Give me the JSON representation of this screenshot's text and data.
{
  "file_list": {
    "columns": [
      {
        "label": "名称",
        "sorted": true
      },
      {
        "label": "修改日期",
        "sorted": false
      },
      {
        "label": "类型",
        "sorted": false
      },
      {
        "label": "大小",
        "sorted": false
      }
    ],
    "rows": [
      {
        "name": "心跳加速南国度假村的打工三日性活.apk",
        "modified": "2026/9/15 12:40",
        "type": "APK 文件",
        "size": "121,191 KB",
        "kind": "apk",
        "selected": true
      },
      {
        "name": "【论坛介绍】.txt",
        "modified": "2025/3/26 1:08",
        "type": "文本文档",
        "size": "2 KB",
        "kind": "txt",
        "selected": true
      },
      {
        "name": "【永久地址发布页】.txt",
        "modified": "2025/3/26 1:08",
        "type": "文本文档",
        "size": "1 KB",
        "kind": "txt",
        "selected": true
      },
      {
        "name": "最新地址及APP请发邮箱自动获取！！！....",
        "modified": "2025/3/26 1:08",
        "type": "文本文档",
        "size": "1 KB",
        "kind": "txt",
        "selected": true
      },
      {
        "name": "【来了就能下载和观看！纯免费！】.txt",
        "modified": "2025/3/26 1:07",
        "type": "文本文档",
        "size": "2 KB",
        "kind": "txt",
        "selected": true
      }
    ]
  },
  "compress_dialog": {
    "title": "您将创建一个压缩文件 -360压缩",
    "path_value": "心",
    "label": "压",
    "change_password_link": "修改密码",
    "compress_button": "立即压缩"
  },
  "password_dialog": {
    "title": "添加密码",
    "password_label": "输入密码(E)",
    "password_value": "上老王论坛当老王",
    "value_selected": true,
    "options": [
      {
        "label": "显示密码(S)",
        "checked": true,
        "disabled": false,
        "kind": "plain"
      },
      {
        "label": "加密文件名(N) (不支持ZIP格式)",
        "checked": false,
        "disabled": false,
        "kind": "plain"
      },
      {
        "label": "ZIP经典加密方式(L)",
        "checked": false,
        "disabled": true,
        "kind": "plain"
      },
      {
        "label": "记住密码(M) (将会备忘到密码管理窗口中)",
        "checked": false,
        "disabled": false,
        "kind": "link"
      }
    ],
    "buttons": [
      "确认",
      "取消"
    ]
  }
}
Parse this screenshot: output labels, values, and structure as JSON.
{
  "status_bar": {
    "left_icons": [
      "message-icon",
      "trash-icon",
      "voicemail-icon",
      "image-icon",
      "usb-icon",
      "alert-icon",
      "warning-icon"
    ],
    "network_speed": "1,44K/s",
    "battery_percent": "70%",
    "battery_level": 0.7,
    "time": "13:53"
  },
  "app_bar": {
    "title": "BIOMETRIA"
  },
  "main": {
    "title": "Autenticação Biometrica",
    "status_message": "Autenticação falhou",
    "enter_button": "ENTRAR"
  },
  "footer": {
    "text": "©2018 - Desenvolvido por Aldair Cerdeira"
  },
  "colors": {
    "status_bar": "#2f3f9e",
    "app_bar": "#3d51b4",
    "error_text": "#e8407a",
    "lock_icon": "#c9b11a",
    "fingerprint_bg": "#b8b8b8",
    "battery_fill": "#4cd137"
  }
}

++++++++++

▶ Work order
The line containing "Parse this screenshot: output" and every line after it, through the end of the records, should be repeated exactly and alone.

▶ Task answer
Parse this screenshot: output labels, values, and structure as JSON.
{
  "status_bar": {
    "left_icons": [
      "message-icon",
      "trash-icon",
      "voicemail-icon",
      "image-icon",
      "usb-icon",
      "alert-icon",
      "warning-icon"
    ],
    "network_speed": "1,44K/s",
    "battery_percent": "70%",
    "battery_level": 0.7,
    "time": "13:53"
  },
  "app_bar": {
    "title": "BIOMETRIA"
  },
  "main": {
    "title": "Autenticação Biometrica",
    "status_message": "Autenticação falhou",
    "enter_button": "ENTRAR"
  },
  "footer": {
    "text": "©2018 - Desenvolvido por Aldair Cerdeira"
  },
  "colors": {
    "status_bar": "#2f3f9e",
    "app_bar": "#3d51b4",
    "error_text": "#e8407a",
    "lock_icon": "#c9b11a",
    "fingerprint_bg": "#b8b8b8",
    "battery_fill": "#4cd137"
  }
}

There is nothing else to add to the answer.